(ii) information on how aid under the Program is being used by eligible entities and other recipients of the aid for the purpose of sharing best practices and effective models for the use of the aid to address issues in the food supply chain and rural economy; and
(iii) the most current and best available information relating to COVID–19, presented in a manner relevant and applicable to farm and food businesses and developed in response to the requests of those businesses, as appropriate;
(i) analyses of trends in food product demand, food supply chain resiliency, and processing continuity of operations;
(ii) analyses of strength, robustness, and impacts of efforts to modify standard operating procedures among entities in the farm and food supply chains to minimize supply chain disruptions and business closures during and related to COVID–19 response; and
(iii) data collection and analyses of the economic impacts of COVID–19 on farmers and farmer-serving businesses;
(C) the development of technical assistance to address the impacts of COVID–19, including through actions informed by the data and analyses developed under subparagraphs (A) and (B), by responding to requests for assistance, and proactively addressing emerging trends, for the purpose of minimizing the impact of farm and food supply chain disruptions on—
(i) consumer supplies of food; and
(ii) the solvency of farm businesses, farm-related businesses, and rural businesses critical to rural communities;
(D) the provision of technical assistance and financial assistance to implement the best practices and effective models described in subparagraph (A)(ii); and
(i) reducing the impact of COVID–19;
(ii) protecting the safety of agricultural workers or producers; and
(iii) strengthening the economic stability, viability, and resiliency of farm and food businesses.
(A) monitor urgent and emerging issues in the agriculture economy and food supply chain relating to COVID–19; and
(B) coordinate with other Federal agencies the activities of which may be affected by or may affect the issues described in subparagraph (A) for the purpose of expeditiously addressing those issues.
(1) IN GENERAL.—There is appropriated to the Secretary of Agriculture, out of amounts in the Treasury not otherwise appropriated, $1,000,000,000 to carry out the Program, to remain available until expended.

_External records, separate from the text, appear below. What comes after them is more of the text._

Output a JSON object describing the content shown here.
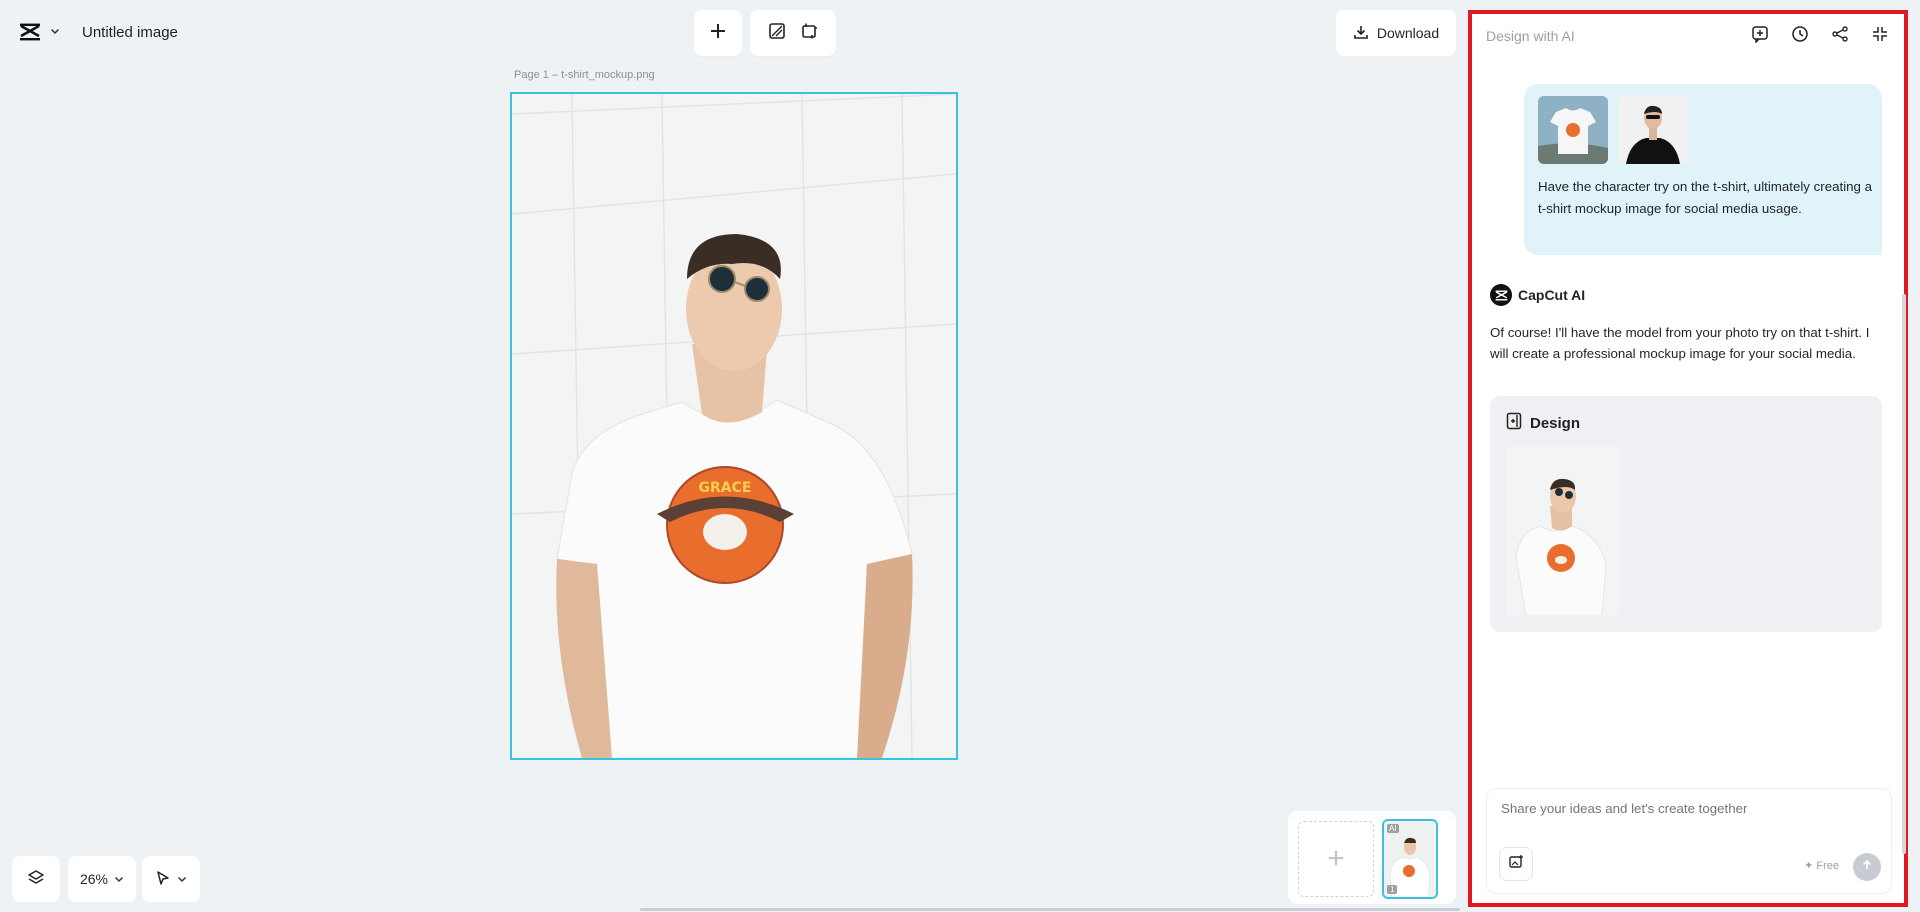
{
  "app": {
    "document_title": "Untitled image",
    "logo_icon": "capcut-logo-icon"
  },
  "toolbar": {
    "add_icon": "plus-icon",
    "tool_icons": [
      "image-edit-icon",
      "crop-resize-icon"
    ],
    "download_label": "Download"
  },
  "canvas": {
    "page_label": "Page 1 –  t-shirt_mockup.png"
  },
  "bottom_controls": {
    "zoom_value": "26%"
  },
  "pages": {
    "thumb_ai_badge": "AI",
    "thumb_number": "1"
  },
  "panel": {
    "title": "Design with AI",
    "icons": [
      "new-chat-icon",
      "history-icon",
      "share-icon",
      "collapse-icon"
    ],
    "user_message": "Have the character try on the t-shirt, ultimately creating a t-shirt mockup image for social media usage.",
    "assistant_name": "CapCut AI",
    "assistant_message": "Of course! I'll have the model from your photo try on that t-shirt. I will create a professional mockup image for your social media.",
    "design_card_title": "Design",
    "composer_placeholder": "Share your ideas and let's create together",
    "free_label": "Free"
  },
  "colors": {
    "selection": "#39c2e0",
    "highlight": "#e01a24",
    "user_bubble": "#dff3f8"
  }
}
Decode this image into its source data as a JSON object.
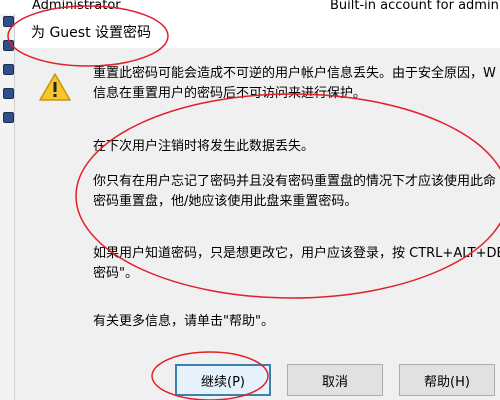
{
  "background_row": {
    "name": "Administrator",
    "description": "Built-in account for admin"
  },
  "dialog": {
    "title": "为 Guest 设置密码",
    "icon": "warning-icon",
    "paragraphs": [
      "重置此密码可能会造成不可逆的用户帐户信息丢失。由于安全原因，W",
      "信息在重置用户的密码后不可访问来进行保护。",
      "在下次用户注销时将发生此数据丢失。",
      "你只有在用户忘记了密码并且没有密码重置盘的情况下才应该使用此命",
      "密码重置盘，他/她应该使用此盘来重置密码。",
      "如果用户知道密码，只是想更改它，用户应该登录，按 CTRL+ALT+DE",
      "密码\"。",
      "有关更多信息，请单击\"帮助\"。"
    ],
    "buttons": {
      "continue": "继续(P)",
      "cancel": "取消",
      "help": "帮助(H)"
    }
  },
  "colors": {
    "annotation": "#e0202a",
    "default_button_border": "#3c7fb1"
  }
}
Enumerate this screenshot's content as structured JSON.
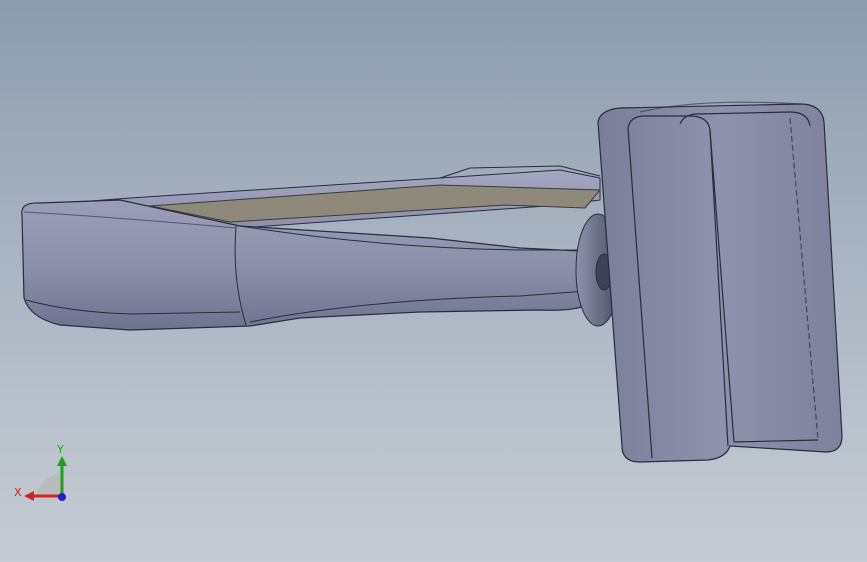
{
  "viewport": {
    "background_top": "#8c9cae",
    "background_bottom": "#c6ccd4"
  },
  "model": {
    "body_color": "#8a8ea8",
    "edge_color": "#2a2c3a",
    "screen_color": "#8e897a"
  },
  "triad": {
    "x_label": "X",
    "y_label": "Y",
    "x_color": "#d42020",
    "y_color": "#20a020",
    "z_color": "#2020d0"
  }
}
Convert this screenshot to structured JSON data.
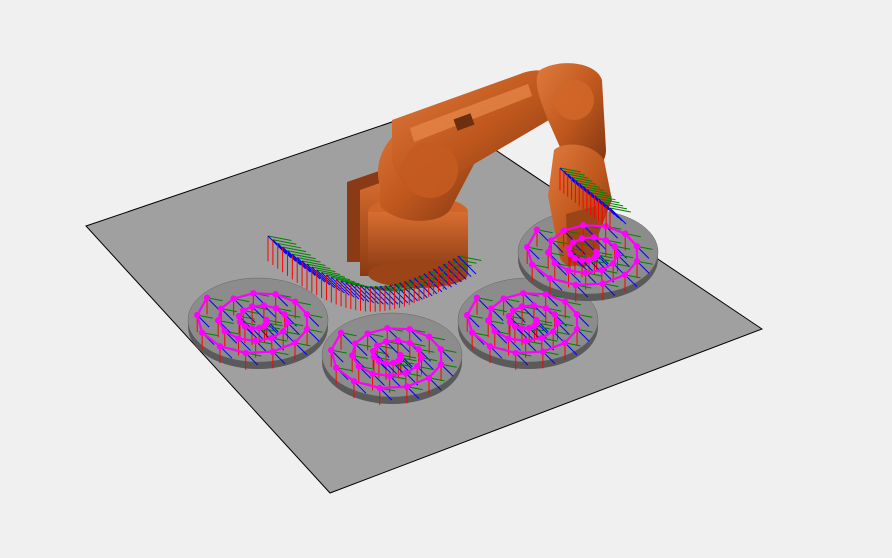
{
  "scene": {
    "background_color": "#f0f0f0",
    "floor_color": "#a0a0a0",
    "floor_edge_color": "#000000",
    "disc_color": "#8c8c8c",
    "robot_color": "#c0581e",
    "robot_shadow_color": "#7e3412",
    "waypoint_color": "#ff00ff",
    "axis_colors": {
      "x": "#ff0000",
      "y": "#008000",
      "z": "#0000ff"
    },
    "disc_count": 4,
    "path": "spiral"
  }
}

(2) ADMINISTRATION.—The Secretary of Agriculture may use not more than 3 percent of the amounts made available to carry out the Program for a fiscal year for administrative expenses, which shall be prioritized for carrying out paragraphs (3) and (4) of subsection (h).